[TASK ITEM] Search the data for the string "label" and copy each line where it turns up.

[RECORDS TO USE]
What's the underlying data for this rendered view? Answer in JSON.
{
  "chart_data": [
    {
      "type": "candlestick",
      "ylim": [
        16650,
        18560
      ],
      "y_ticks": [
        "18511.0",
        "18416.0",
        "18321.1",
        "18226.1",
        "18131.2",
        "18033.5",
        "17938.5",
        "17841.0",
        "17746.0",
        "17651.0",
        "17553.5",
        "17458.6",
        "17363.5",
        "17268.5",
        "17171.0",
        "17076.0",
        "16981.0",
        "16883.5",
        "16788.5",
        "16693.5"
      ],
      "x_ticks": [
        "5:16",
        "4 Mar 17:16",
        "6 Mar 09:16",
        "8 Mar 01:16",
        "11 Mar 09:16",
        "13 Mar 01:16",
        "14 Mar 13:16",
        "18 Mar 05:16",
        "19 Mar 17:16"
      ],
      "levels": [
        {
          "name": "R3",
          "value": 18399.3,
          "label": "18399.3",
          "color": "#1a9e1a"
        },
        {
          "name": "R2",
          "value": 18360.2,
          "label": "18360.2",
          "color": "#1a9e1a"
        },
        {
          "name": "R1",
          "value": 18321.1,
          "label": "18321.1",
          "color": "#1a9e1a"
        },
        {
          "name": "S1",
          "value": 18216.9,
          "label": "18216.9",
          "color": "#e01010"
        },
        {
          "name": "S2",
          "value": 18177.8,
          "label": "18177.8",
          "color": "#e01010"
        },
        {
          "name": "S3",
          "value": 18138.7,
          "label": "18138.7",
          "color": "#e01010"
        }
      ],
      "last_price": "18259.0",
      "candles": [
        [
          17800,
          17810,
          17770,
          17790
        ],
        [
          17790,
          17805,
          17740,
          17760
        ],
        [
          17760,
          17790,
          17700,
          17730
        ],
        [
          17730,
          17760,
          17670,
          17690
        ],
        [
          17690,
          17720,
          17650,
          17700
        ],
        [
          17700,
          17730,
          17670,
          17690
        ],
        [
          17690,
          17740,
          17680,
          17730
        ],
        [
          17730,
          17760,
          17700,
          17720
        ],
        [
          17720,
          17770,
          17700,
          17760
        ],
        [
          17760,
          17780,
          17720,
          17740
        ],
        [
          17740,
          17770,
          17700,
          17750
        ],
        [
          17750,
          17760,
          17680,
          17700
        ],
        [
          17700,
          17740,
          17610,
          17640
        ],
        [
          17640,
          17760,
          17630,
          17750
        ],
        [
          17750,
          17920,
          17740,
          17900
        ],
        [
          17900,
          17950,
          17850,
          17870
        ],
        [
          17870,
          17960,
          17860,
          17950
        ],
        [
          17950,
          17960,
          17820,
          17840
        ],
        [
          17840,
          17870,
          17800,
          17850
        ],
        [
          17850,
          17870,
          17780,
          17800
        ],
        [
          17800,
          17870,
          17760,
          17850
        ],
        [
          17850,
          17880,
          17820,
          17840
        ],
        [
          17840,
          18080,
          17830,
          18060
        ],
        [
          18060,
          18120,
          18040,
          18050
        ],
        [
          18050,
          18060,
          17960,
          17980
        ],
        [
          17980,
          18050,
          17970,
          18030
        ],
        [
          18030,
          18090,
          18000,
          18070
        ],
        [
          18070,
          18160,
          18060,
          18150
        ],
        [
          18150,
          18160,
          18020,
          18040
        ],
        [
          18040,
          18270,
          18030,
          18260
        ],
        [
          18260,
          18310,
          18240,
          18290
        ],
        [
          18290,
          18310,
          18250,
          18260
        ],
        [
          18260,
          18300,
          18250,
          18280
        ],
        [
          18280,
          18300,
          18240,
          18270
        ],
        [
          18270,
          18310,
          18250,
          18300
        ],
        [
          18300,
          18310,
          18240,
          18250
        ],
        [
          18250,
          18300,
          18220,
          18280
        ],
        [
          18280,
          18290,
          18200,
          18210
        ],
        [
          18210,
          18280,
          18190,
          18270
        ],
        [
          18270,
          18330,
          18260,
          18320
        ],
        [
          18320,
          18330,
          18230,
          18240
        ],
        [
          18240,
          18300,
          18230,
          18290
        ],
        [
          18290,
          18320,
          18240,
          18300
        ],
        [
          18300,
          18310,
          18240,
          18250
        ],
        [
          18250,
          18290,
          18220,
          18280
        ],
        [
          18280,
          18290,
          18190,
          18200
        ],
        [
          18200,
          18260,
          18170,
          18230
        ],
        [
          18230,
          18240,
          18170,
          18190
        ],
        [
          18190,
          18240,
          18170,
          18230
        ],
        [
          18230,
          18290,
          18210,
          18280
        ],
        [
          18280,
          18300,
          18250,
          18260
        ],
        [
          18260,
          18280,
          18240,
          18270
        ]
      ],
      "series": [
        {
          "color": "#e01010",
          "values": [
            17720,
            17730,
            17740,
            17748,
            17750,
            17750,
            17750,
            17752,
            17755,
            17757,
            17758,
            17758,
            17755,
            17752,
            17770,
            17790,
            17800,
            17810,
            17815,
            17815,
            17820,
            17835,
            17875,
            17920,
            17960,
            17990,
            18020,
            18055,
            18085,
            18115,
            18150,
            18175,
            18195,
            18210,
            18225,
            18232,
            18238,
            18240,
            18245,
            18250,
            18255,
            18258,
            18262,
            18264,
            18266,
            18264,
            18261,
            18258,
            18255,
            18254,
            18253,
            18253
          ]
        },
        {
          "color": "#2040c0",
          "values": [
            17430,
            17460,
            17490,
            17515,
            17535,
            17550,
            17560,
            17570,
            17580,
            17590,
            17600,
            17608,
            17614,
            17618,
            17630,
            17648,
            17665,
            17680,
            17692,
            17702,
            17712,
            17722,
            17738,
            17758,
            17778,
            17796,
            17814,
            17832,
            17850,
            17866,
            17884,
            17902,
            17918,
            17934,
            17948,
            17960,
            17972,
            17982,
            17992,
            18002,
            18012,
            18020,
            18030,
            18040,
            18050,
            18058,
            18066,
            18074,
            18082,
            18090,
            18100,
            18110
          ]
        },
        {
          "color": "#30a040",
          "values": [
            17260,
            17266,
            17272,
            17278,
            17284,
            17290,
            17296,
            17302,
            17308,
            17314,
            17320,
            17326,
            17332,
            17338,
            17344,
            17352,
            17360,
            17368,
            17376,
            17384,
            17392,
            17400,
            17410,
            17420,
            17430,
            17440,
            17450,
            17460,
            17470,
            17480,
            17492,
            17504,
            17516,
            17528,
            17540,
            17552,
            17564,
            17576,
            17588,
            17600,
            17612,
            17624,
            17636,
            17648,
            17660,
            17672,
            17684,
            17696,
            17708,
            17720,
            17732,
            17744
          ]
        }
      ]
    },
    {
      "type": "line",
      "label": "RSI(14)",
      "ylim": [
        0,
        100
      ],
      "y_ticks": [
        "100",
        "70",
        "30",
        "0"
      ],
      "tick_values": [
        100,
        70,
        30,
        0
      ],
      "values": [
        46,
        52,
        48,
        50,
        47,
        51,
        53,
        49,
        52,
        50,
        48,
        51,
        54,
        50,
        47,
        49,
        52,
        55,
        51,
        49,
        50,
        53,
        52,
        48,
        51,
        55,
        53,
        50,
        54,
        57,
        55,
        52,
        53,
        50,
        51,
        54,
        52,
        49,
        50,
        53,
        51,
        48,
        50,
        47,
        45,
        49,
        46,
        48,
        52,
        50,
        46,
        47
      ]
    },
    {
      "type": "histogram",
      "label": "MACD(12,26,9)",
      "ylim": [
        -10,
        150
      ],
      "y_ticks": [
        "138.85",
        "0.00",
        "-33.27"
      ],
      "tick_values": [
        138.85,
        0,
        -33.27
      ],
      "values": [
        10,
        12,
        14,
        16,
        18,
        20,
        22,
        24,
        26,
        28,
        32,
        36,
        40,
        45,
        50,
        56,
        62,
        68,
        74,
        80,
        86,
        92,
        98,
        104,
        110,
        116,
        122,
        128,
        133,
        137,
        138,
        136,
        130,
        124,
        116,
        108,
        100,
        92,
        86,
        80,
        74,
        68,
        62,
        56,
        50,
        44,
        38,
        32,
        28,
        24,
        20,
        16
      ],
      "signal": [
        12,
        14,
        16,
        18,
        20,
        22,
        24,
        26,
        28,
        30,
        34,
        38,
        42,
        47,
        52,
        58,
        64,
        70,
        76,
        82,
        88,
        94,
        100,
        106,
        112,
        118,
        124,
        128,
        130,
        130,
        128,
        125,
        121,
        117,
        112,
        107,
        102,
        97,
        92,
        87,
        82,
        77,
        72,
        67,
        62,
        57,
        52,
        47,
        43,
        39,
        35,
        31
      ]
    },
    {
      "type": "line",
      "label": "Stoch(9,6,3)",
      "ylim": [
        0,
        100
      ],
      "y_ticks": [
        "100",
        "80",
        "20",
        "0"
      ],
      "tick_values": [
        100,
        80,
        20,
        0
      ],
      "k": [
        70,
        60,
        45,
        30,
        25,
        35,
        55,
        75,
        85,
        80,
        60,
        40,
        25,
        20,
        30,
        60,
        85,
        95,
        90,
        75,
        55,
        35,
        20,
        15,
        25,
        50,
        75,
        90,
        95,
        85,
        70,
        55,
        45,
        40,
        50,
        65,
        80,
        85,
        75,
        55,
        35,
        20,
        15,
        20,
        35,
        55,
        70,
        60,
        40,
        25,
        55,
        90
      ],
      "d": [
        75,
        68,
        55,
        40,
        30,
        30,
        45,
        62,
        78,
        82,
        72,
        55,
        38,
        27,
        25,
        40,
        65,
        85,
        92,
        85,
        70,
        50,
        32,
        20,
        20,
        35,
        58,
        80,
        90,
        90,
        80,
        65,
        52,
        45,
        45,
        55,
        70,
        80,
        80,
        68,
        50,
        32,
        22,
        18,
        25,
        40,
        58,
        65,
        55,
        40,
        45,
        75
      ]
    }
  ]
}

[TASK OUTPUT]
          "label": "18399.3",
          "label": "18360.2",
          "label": "18321.1",
          "label": "18216.9",
          "label": "18177.8",
          "label": "18138.7",
      "label": "RSI(14)",
      "label": "MACD(12,26,9)",
      "label": "Stoch(9,6,3)",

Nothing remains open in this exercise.